- Environmental Impact: Because diesel vehicles are more fuel efficient, they emit less carbon dioxide. However, diesel combustion exhaust is significantly more harmful to human health than petrol exhaust, contributing more greatly to air pollution that causes asthma and other lung conditions, heart problems, cancer, and even declines in mental functioning. To combat this pollution, cities have placed or are considering restrictions on diesel vehicles, either in the form of higher charges or by banning them from city centres altogether. For example, For example, London is introducing an Ultra Low Emission Zone from April 2019 that will penalize drivers of diesel vehicles, adding to their running cost. So, when trying to find a used car for sale in London, make sure it’s not a diesel.
- Driving Experience: Diesel cars have more low-speed torque, so they overtake more effortlessly and can be used to tow other vehicles. Diesel engines tend to run more noisily than petrol engines, although advancements have quieted them considerably.
- Bottom Line: Choose diesel if you do a great deal of motorway driving and don’t often venture into city centres.
- Vehicle Cost: Petrol vehicles are cheaper to purchase up front and cheaper to service and repair. And with the new tax regime for diesel vehicles, you’ll save money there too with a petrol vehicle.
- Fuel Cost: Petrol costs less at the pump than diesel but petrol vehicles run less efficiently than diesel vehicles, so you’ll be refilling the tank more often. But if you drive fewer than 12,000 miles a year, the lower cost of buying, maintaining, and fuelling a petrol cost will offset all those bills at the supermarket forecourt.
- Car Insurance: Car insurance premiums for petrol vehicles are 10-15% cheaper than those for equivalent diesel vehicles, to reflect the lower repair and replacement cost for petrol vehicles.
- Environmental Impact: Petrol vehicles emit more CO2 than diesel vehicles, due to their lower fuel efficiency. However, their exhaust is less toxic to human health, containing less nitrogen and other dangerous emissions. Consequently, petrol vehicles are penalised less heavily in low emissions zones. On the environment, it’s roughly a wash between petrol and diesel, but you can reduce your carbon footprint with petrol vehicles by driving less.

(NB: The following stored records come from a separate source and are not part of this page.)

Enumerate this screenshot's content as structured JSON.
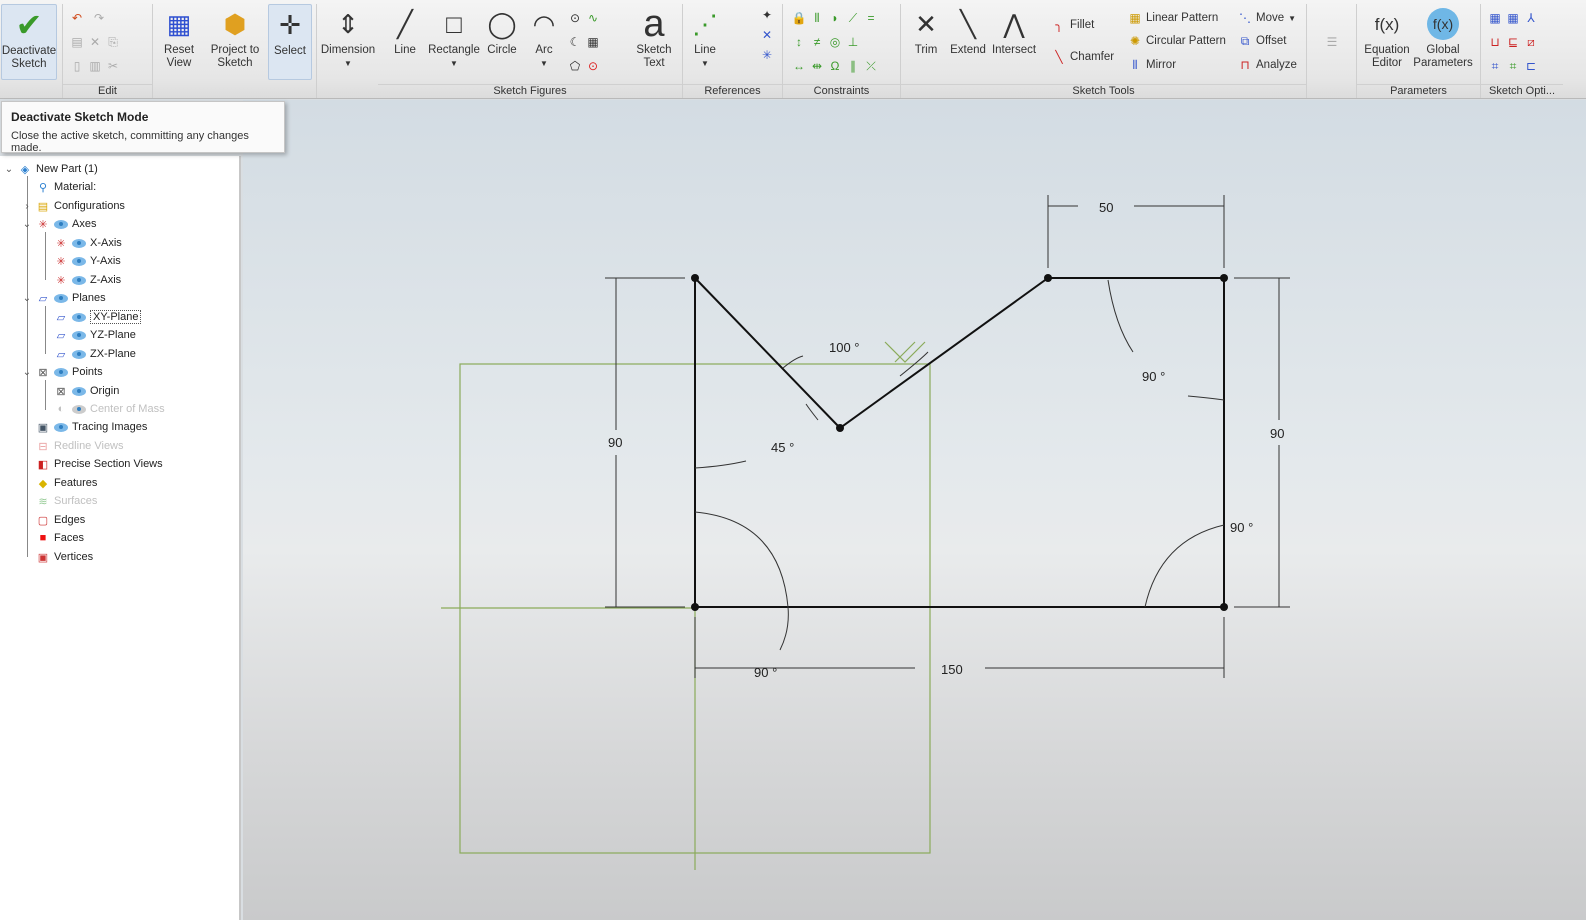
{
  "ribbon": {
    "deactivate": "Deactivate Sketch",
    "reset_view": "Reset View",
    "project": "Project to Sketch",
    "select": "Select",
    "dimension": "Dimension",
    "line": "Line",
    "rectangle": "Rectangle",
    "circle": "Circle",
    "arc": "Arc",
    "sketch_text": "Sketch Text",
    "ref_line": "Line",
    "trim": "Trim",
    "extend": "Extend",
    "intersect": "Intersect",
    "fillet": "Fillet",
    "chamfer": "Chamfer",
    "linear_pattern": "Linear Pattern",
    "circular_pattern": "Circular Pattern",
    "mirror": "Mirror",
    "move": "Move",
    "offset": "Offset",
    "analyze": "Analyze",
    "equation_editor": "Equation Editor",
    "global_parameters": "Global Parameters",
    "groups": {
      "edit": "Edit",
      "sketch_figures": "Sketch Figures",
      "references": "References",
      "constraints": "Constraints",
      "sketch_tools": "Sketch Tools",
      "parameters": "Parameters",
      "sketch_options": "Sketch Opti..."
    }
  },
  "tooltip": {
    "title": "Deactivate Sketch Mode",
    "desc": "Close the active sketch, committing any changes made."
  },
  "tree": {
    "root": "New Part (1)",
    "material": "Material:",
    "configurations": "Configurations",
    "axes": "Axes",
    "x_axis": "X-Axis",
    "y_axis": "Y-Axis",
    "z_axis": "Z-Axis",
    "planes": "Planes",
    "xy": "XY-Plane",
    "yz": "YZ-Plane",
    "zx": "ZX-Plane",
    "points": "Points",
    "origin": "Origin",
    "com": "Center of Mass",
    "tracing": "Tracing Images",
    "redline": "Redline Views",
    "section": "Precise Section Views",
    "features": "Features",
    "surfaces": "Surfaces",
    "edges": "Edges",
    "faces": "Faces",
    "vertices": "Vertices"
  },
  "dims": {
    "top_width": "50",
    "left_height": "90",
    "right_height": "90",
    "bottom_width": "150",
    "angle_v": "100 °",
    "angle_45": "45 °",
    "angle_tr": "90 °",
    "angle_br": "90 °",
    "angle_bl": "90 °"
  }
}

- Driving Experience: You’ll need to change gears more frequently when driving a petrol vehicle, especially when overtaking, but some drivers prefer this more engaged style of driving. Petrol engines run less loudly than diesel engines.
- Bottom Line: Choose a petrol vehicle if you drive fewer than 12,000 miles a year, mostly in local journeys or in city centres.
It’s important to note that the sale of all new diesel and petrol vehicles will be banned from 2040. Increasing numbers of British motorists are already embracing cars that use alternative sources of fuel, including electricity.
As electric cars have proliferated and charging infrastructure developed, the costs of purchasing and running these cars has come down considerably, and drivers can benefit from government incentives worth thousands of pounds when purchasing one.